To say this is outside my usual reading is an understatement. And I love that! Sin is a bit of a soap opera and a bit of a romance and perhaps a bit chicklit, or at least the story of dense community. Rabi appeals to her siblings for support, her brother-in-law chastises her husband, her children pitch in, her neighbors are part of her support network. Saudatu is able to catch Abubakar's eye when she is visiting with an aunt. But it's also threaded through with profoundly Islamic and Nigerian ideas: routine polygamy, separate spaces for men and women - when Rabi begins selling food from her house, the novel casually mentions her sons helping to take food outside to adult male customers, since of course these men cannot step foot in her house, it would violate purdah - the routine Islamic prayers, woven into the fabric of the characters' lives. It's a short, fascinating look into someone else's culture.

Rise of the Rocket Girls: The Women Who Propelled Us, from Missiles to the Moon to Mars (Nathalia Holt) (2016): Pop sci history. The JPL computer department, founding to its transition from "computer" to "engineer".

This is a little more memoir than I like my pop sci. Rise of the Rocket girls is descriptive. It's subjective. It recounts women coming to JPL, their experiences in and outside the computer department. It doesn't go the extra step to correlate this to wider trends. It mentions that the JPL computers hired a black women, it doesn't explore the link that to a century of racial discrimination in the sciences. It passes over the the hiring of a first generation Chinese woman without thought. It mentions that the JPL computer department consciously and consistently hired only women for decades, from almost its inception until its dissolution, and treats this lightly, rather than turning it around from all its fascinating angles: is this a form of affirmative action? Is this a variation of reverse discrimination? Did this impact the payment, the structure, the labor assigned to computers at JPL, compared to mixed or male-only computer groups? There's recounting that women left to get married, left for their first child, came back because they missed working, came back and got divorced, left to salvage their marriages, and the creeping change from "babies end careers" to "single mother supporting her family" happens utterly unremarked, it's just another variation in anecdotes. JPL launched a rocket, so and so got hired, JPL proposed a space mission, so and so left right before the birth of her child, and so forth and so on. It doesn't put in the work to step from fluffy to significant. And that's a shame.

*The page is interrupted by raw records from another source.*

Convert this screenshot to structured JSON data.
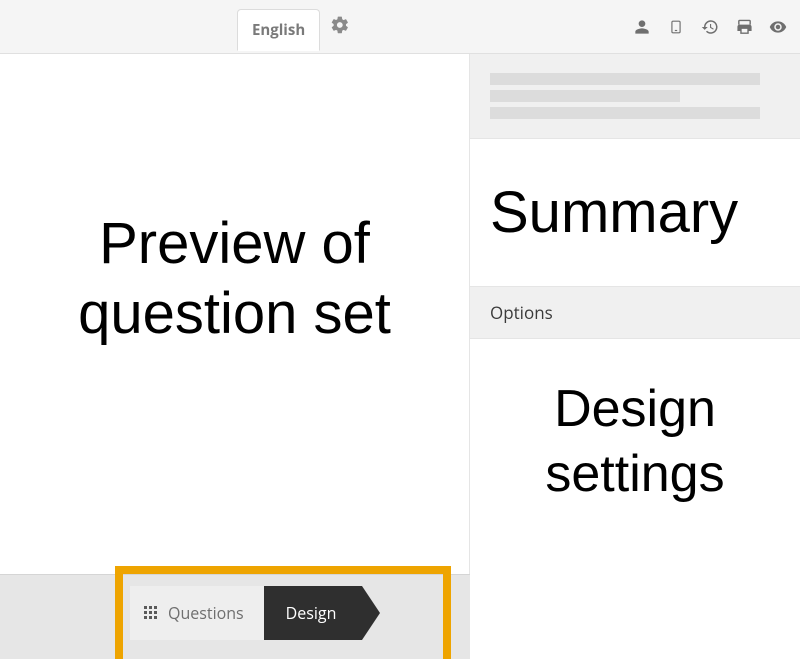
{
  "topbar": {
    "language_label": "English"
  },
  "main": {
    "preview_heading": "Preview of question set"
  },
  "right": {
    "summary_heading": "Summary",
    "options_label": "Options",
    "design_settings_heading": "Design settings"
  },
  "tabs": {
    "questions_label": "Questions",
    "design_label": "Design"
  }
}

This book about these women, and this moment in the history of space exploration, of women's involvement in the military-industrial complex, of women as computer programmers and engineers and mentors and advocates for their junior colleagues, is so slight it's going to slip right out from notice and take these stories with it. Rise suffers a lot from failing my hopes; it disappointing and frustrating that such an interesting topic is not assayed with more rigor and depth.

This entry cross-posted at http://ase.dreamwidth.org/665808.html, where there are comment count unavailable comments.